A review of the evidence suggests that being breast fed in infancy may not lead to lower blood pressure in later life.
The benefits of breast feeding are well known – better development of the child’s nervous system and perhaps protection against obesity and allergy. But a link between breast feeding and lower blood pressure in later life may not be as clear as first thought.
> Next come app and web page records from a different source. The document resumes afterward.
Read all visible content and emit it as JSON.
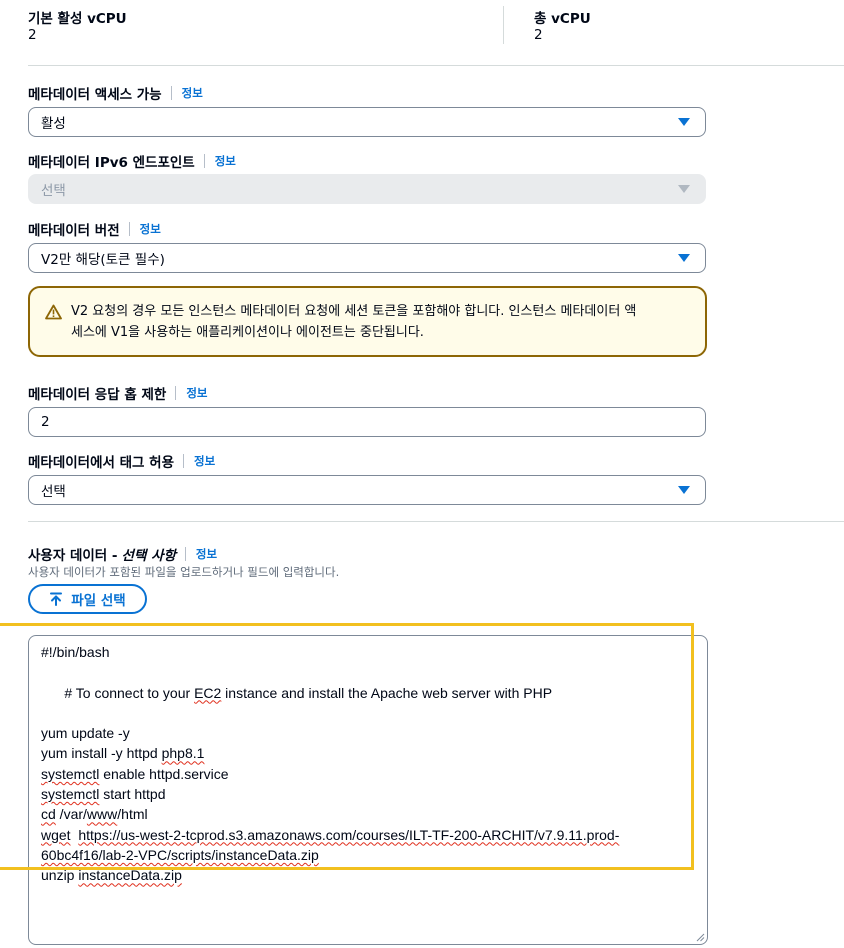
{
  "stats": {
    "default_vcpu_label": "기본 활성 vCPU",
    "default_vcpu_value": "2",
    "total_vcpu_label": "총 vCPU",
    "total_vcpu_value": "2"
  },
  "metadata_access": {
    "label": "메타데이터 액세스 가능",
    "info": "정보",
    "value": "활성"
  },
  "metadata_ipv6": {
    "label": "메타데이터 IPv6 엔드포인트",
    "info": "정보",
    "value": "선택"
  },
  "metadata_version": {
    "label": "메타데이터 버전",
    "info": "정보",
    "value": "V2만 해당(토큰 필수)"
  },
  "alert": {
    "icon": "warning-icon",
    "line1": "V2 요청의 경우 모든 인스턴스 메타데이터 요청에 세션 토큰을 포함해야 합니다. 인스턴스 메타데이터 액",
    "line2": "세스에 V1을 사용하는 애플리케이션이나 에이전트는 중단됩니다."
  },
  "hop_limit": {
    "label": "메타데이터 응답 홉 제한",
    "info": "정보",
    "value": "2"
  },
  "metadata_tags": {
    "label": "메타데이터에서 태그 허용",
    "info": "정보",
    "value": "선택"
  },
  "user_data": {
    "label": "사용자 데이터 - ",
    "label_optional": "선택 사항",
    "info": "정보",
    "description": "사용자 데이터가 포함된 파일을 업로드하거나 필드에 입력합니다.",
    "upload_button": "파일 선택",
    "script_lines": [
      "#!/bin/bash",
      "# To connect to your EC2 instance and install the Apache web server with PHP",
      "yum update -y",
      "yum install -y httpd php8.1",
      "systemctl enable httpd.service",
      "systemctl start httpd",
      "cd /var/www/html",
      "wget  https://us-west-2-tcprod.s3.amazonaws.com/courses/ILT-TF-200-ARCHIT/v7.9.11.prod-",
      "60bc4f16/lab-2-VPC/scripts/instanceData.zip",
      "unzip instanceData.zip"
    ]
  },
  "colors": {
    "link": "#0972d3",
    "warning_border": "#8d6605",
    "warning_bg": "#fffce9",
    "highlight": "#f2c01f",
    "spell_error": "#e0301e"
  }
}
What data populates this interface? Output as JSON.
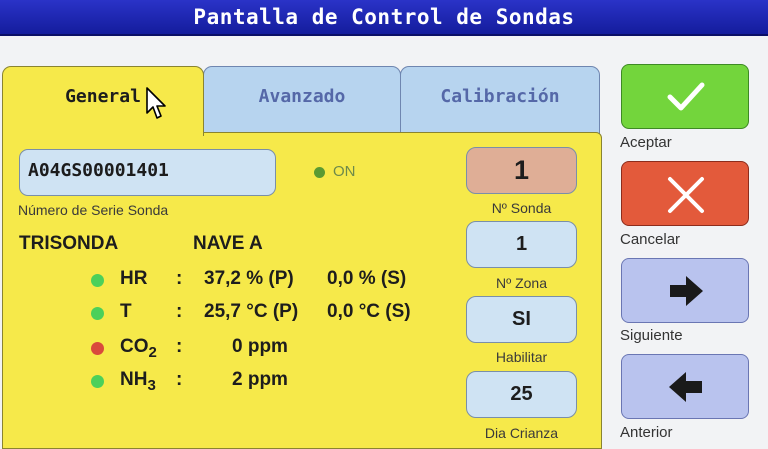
{
  "window": {
    "title": "Pantalla de Control de Sondas"
  },
  "tabs": [
    {
      "label": "General",
      "active": true
    },
    {
      "label": "Avanzado",
      "active": false
    },
    {
      "label": "Calibración",
      "active": false
    }
  ],
  "probe": {
    "serial_value": "A04GS00001401",
    "serial_caption": "Número de Serie Sonda",
    "status_label": "ON",
    "type": "TRISONDA",
    "location": "NAVE A"
  },
  "readings": [
    {
      "name": "HR",
      "sub": "",
      "colon": ":",
      "primary": "37,2 % (P)",
      "secondary": "0,0 % (S)",
      "status_color": "#4cd05a"
    },
    {
      "name": "T",
      "sub": "",
      "colon": ":",
      "primary": "25,7 °C (P)",
      "secondary": "0,0 °C (S)",
      "status_color": "#4cd05a"
    },
    {
      "name": "CO",
      "sub": "2",
      "colon": ":",
      "primary": "0 ppm",
      "secondary": "",
      "status_color": "#d94a3c"
    },
    {
      "name": "NH",
      "sub": "3",
      "colon": ":",
      "primary": "2 ppm",
      "secondary": "",
      "status_color": "#4cd05a"
    }
  ],
  "fields": [
    {
      "value": "1",
      "caption": "Nº Sonda"
    },
    {
      "value": "1",
      "caption": "Nº Zona"
    },
    {
      "value": "SI",
      "caption": "Habilitar"
    },
    {
      "value": "25",
      "caption": "Dia Crianza"
    }
  ],
  "actions": {
    "accept": "Aceptar",
    "cancel": "Cancelar",
    "next": "Siguiente",
    "previous": "Anterior"
  },
  "colors": {
    "title_bar": "#1e27b4",
    "panel": "#f6e94a",
    "accept": "#73d53c",
    "cancel": "#e35a3b",
    "nav": "#b9c3ee"
  },
  "icons": {
    "accept": "check-icon",
    "cancel": "x-icon",
    "next": "arrow-right-icon",
    "previous": "arrow-left-icon",
    "cursor": "mouse-cursor-icon"
  }
}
Researchers at St George’s Hospital Medical School in London have looked at the studies on breast feeding and blood pressure. They looked at 24 studies relating to breast feeding in infancy versus bottle feeding and blood pressure as an adult. The differences between the two types of feeding as far as blood pressure was concerned were small, the researchers note. And where larger, more reliable studies were considered, the differences all but disappeared. Perhaps there are better ways of controlling blood pressure. But the other benefits of breast feeding still stand.